The two islands — one an artificial structure and the other the existing island of Bornholm in the Baltic — will initially be populated with wind turbines adding 4GW to the country’s renewable power capacity by 2030. If built out to their full capacity, the €37 billion development could produce as much as 12GW, which could also be used to produce hydrogen.

It’s an ambitious project for the Scandinavian country, but one that’s in keeping with its general attitude towards renewable energy and the climate. It built the world’s first offshore windfarm in 1991, and is home to some of the world’s biggest wind power companies. On Wednesday, the government unveiled a new climate package that aims to cut the country’s emissions by 70 percent within a decade – this development will certainly help with that.

Speaking to the Financial Times, Denmark’s climate minister Dan Jorgenson said that even as the world feels the impact of coronavirus, the country remains committed to tackling climate change. “Even though we are in the middle of an unprecedented health crisis, that doesn’t mean that the climate change problem is smaller. We are also in a climate crisis,” he said. “It shows us that we are all in the hands of nature, at the bottom line.”

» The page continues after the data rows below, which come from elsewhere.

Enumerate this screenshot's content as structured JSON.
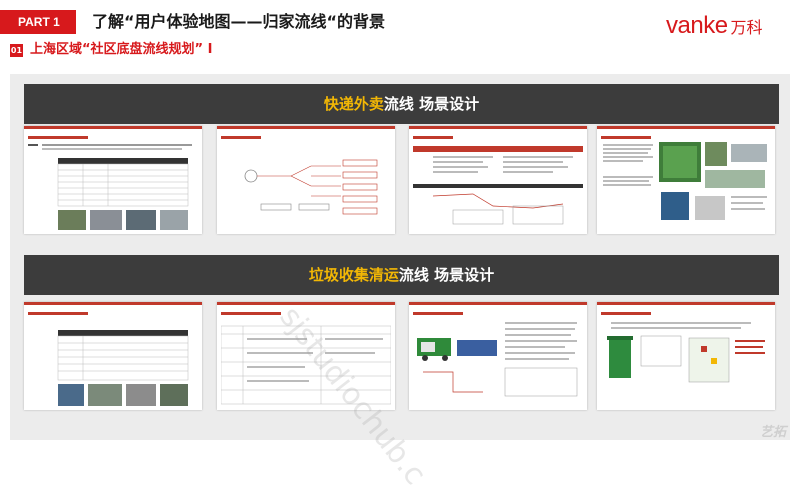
{
  "header": {
    "part_label": "PART 1",
    "title": "了解“用户体验地图——归家流线“的背景",
    "logo_latin": "vanke",
    "logo_cn": "万科"
  },
  "section": {
    "number": "01",
    "title": "上海区域“社区底盘流线规划” I"
  },
  "banners": [
    {
      "highlight": "快递外卖",
      "rest": "流线 场景设计"
    },
    {
      "highlight": "垃圾收集清运",
      "rest": "流线 场景设计"
    }
  ],
  "watermark": "sjstudiochub.c",
  "corner_mark": "艺拓",
  "colors": {
    "brand_red": "#d7191c",
    "banner_bg": "#3c3c3c",
    "highlight": "#f2b705",
    "panel_bg": "#ececec"
  }
}
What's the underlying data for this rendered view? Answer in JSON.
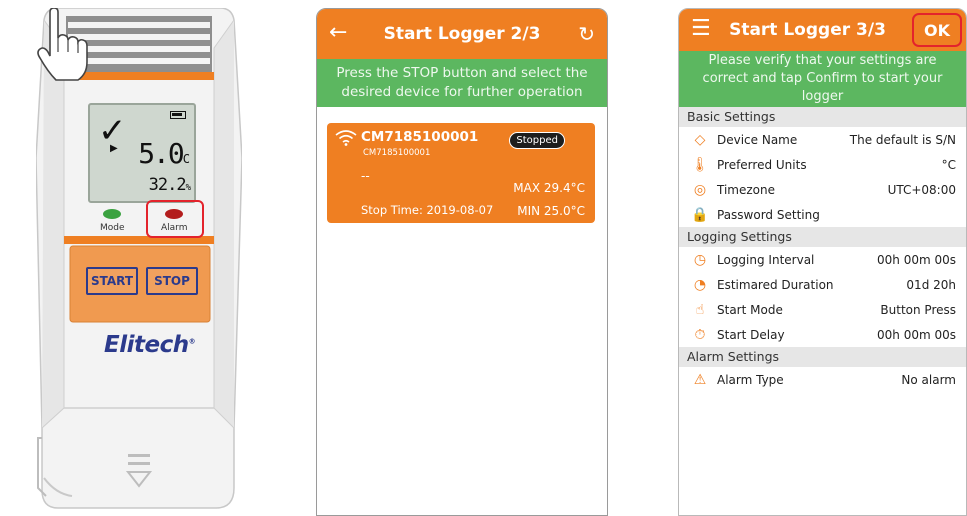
{
  "device": {
    "lcd": {
      "temperature": "5.0",
      "temp_unit": "C",
      "humidity": "32.2",
      "hum_unit": "%"
    },
    "mode_label": "Mode",
    "alarm_label": "Alarm",
    "start_label": "START",
    "stop_label": "STOP",
    "brand": "Elitech",
    "colors": {
      "body": "#f4f4f4",
      "accent": "#ef7f22",
      "brand": "#2b3a8c"
    }
  },
  "screen2": {
    "title": "Start Logger 2/3",
    "back_icon": "back-arrow-icon",
    "refresh_icon": "refresh-icon",
    "instruction": "Press the STOP button and select the desired device for further operation",
    "card": {
      "name": "CM7185100001",
      "serial": "CM7185100001",
      "status": "Stopped",
      "placeholder": "--",
      "max": "MAX  29.4°C",
      "stop_time": "Stop Time: 2019-08-07",
      "min": "MIN  25.0°C"
    }
  },
  "screen3": {
    "title": "Start Logger 3/3",
    "ok_label": "OK",
    "instruction": "Please verify that your settings are correct and tap Confirm to start your logger",
    "sections": [
      {
        "title": "Basic Settings",
        "rows": [
          {
            "icon": "tag-icon",
            "label": "Device Name",
            "value": "The default is S/N"
          },
          {
            "icon": "thermometer-icon",
            "label": "Preferred Units",
            "value": "°C"
          },
          {
            "icon": "globe-icon",
            "label": "Timezone",
            "value": "UTC+08:00"
          },
          {
            "icon": "lock-icon",
            "label": "Password Setting",
            "value": ""
          }
        ]
      },
      {
        "title": "Logging  Settings",
        "rows": [
          {
            "icon": "timer-icon",
            "label": "Logging  Interval",
            "value": "00h 00m 00s"
          },
          {
            "icon": "clock-icon",
            "label": "Estimared Duration",
            "value": "01d 20h"
          },
          {
            "icon": "hand-pointer-icon",
            "label": "Start Mode",
            "value": "Button Press"
          },
          {
            "icon": "stopwatch-icon",
            "label": "Start Delay",
            "value": "00h 00m 00s"
          }
        ]
      },
      {
        "title": "Alarm Settings",
        "rows": [
          {
            "icon": "alarm-light-icon",
            "label": "Alarm  Type",
            "value": "No alarm"
          }
        ]
      }
    ]
  }
}
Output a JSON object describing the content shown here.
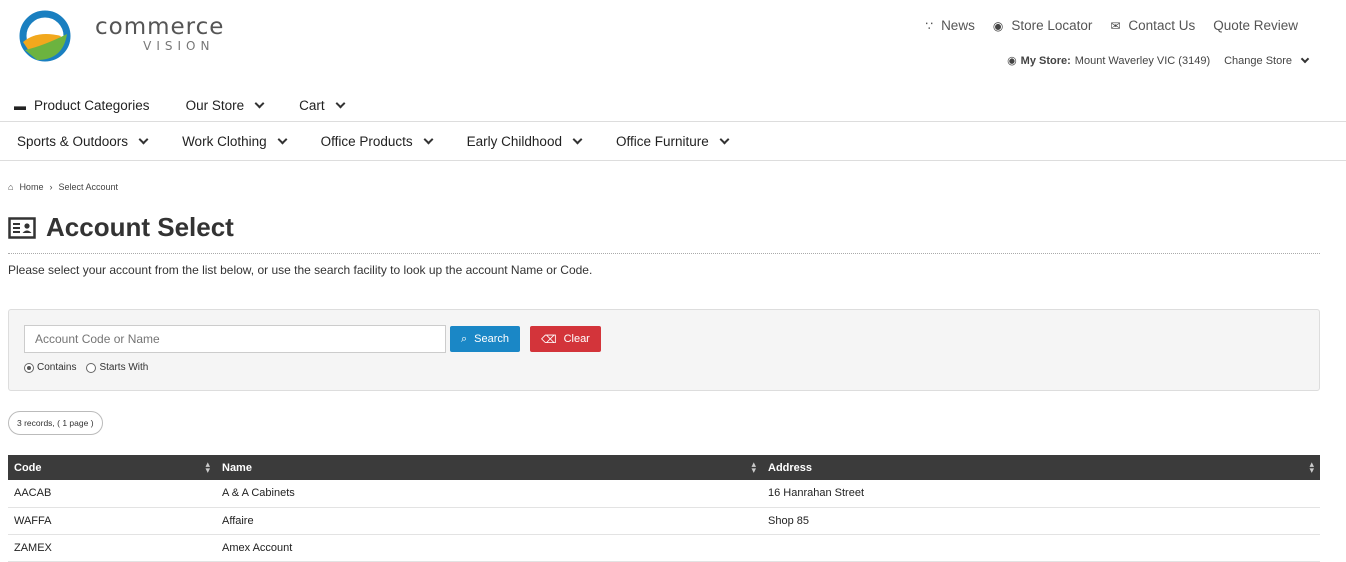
{
  "brand": {
    "name": "commerce",
    "sub": "VISION"
  },
  "top_links": [
    {
      "icon": "rss-icon",
      "label": "News"
    },
    {
      "icon": "map-pin-icon",
      "label": "Store Locator"
    },
    {
      "icon": "envelope-icon",
      "label": "Contact Us"
    },
    {
      "icon": "",
      "label": "Quote Review"
    }
  ],
  "store": {
    "label": "My Store:",
    "value": "Mount Waverley VIC (3149)",
    "change": "Change Store"
  },
  "nav_primary": [
    {
      "label": "Product Categories",
      "icon": "box-icon"
    },
    {
      "label": "Our Store",
      "dropdown": true
    },
    {
      "label": "Cart",
      "dropdown": true
    }
  ],
  "nav_categories": [
    {
      "label": "Sports & Outdoors"
    },
    {
      "label": "Work Clothing"
    },
    {
      "label": "Office Products"
    },
    {
      "label": "Early Childhood"
    },
    {
      "label": "Office Furniture"
    }
  ],
  "breadcrumb": {
    "home": "Home",
    "current": "Select Account"
  },
  "page": {
    "title": "Account Select",
    "intro": "Please select your account from the list below, or use the search facility to look up the account Name or Code."
  },
  "search": {
    "placeholder": "Account Code or Name",
    "search_label": "Search",
    "clear_label": "Clear",
    "options": [
      {
        "label": "Contains",
        "selected": true
      },
      {
        "label": "Starts With",
        "selected": false
      }
    ]
  },
  "records_summary": "3 records, ( 1 page )",
  "table": {
    "columns": [
      "Code",
      "Name",
      "Address"
    ],
    "rows": [
      [
        "AACAB",
        "A & A Cabinets",
        "16 Hanrahan Street"
      ],
      [
        "WAFFA",
        "Affaire",
        "Shop 85"
      ],
      [
        "ZAMEX",
        "Amex Account",
        ""
      ]
    ]
  },
  "colors": {
    "header_bg": "#3b3b3b",
    "search_btn": "#1a87c6",
    "clear_btn": "#d3343a"
  }
}
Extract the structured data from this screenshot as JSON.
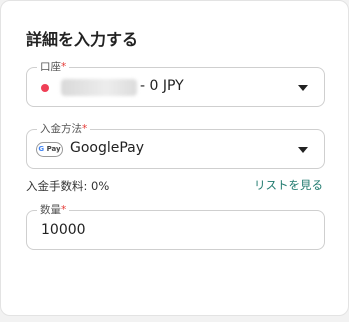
{
  "form": {
    "title": "詳細を入力する",
    "account": {
      "label": "口座",
      "required_mark": "*",
      "value_suffix": "- 0 JPY",
      "status_color": "#ef3f56"
    },
    "payment_method": {
      "label": "入金方法",
      "required_mark": "*",
      "value": "GooglePay",
      "icon": "google-pay-icon",
      "icon_text_g": "G",
      "icon_text_pay": "Pay"
    },
    "fee": {
      "text": "入金手数料: 0%",
      "link_label": "リストを見る",
      "link_color": "#1f7a6e"
    },
    "quantity": {
      "label": "数量",
      "required_mark": "*",
      "value": "10000"
    }
  }
}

Mr Jorgenson also said that the project — which still needs parliamentary approval — will be financed through public-private partnerships, with private investors providing the majority of the backing. The ambitious development will come as welcome news to the renewables sector, which — while growing steadily — has been hit with global construction delays due to the coronavirus. According to the International Energy Agency, the number of renewable energy installations taking place this year will be a third lower than 2019, representing the biggest drop since 1996.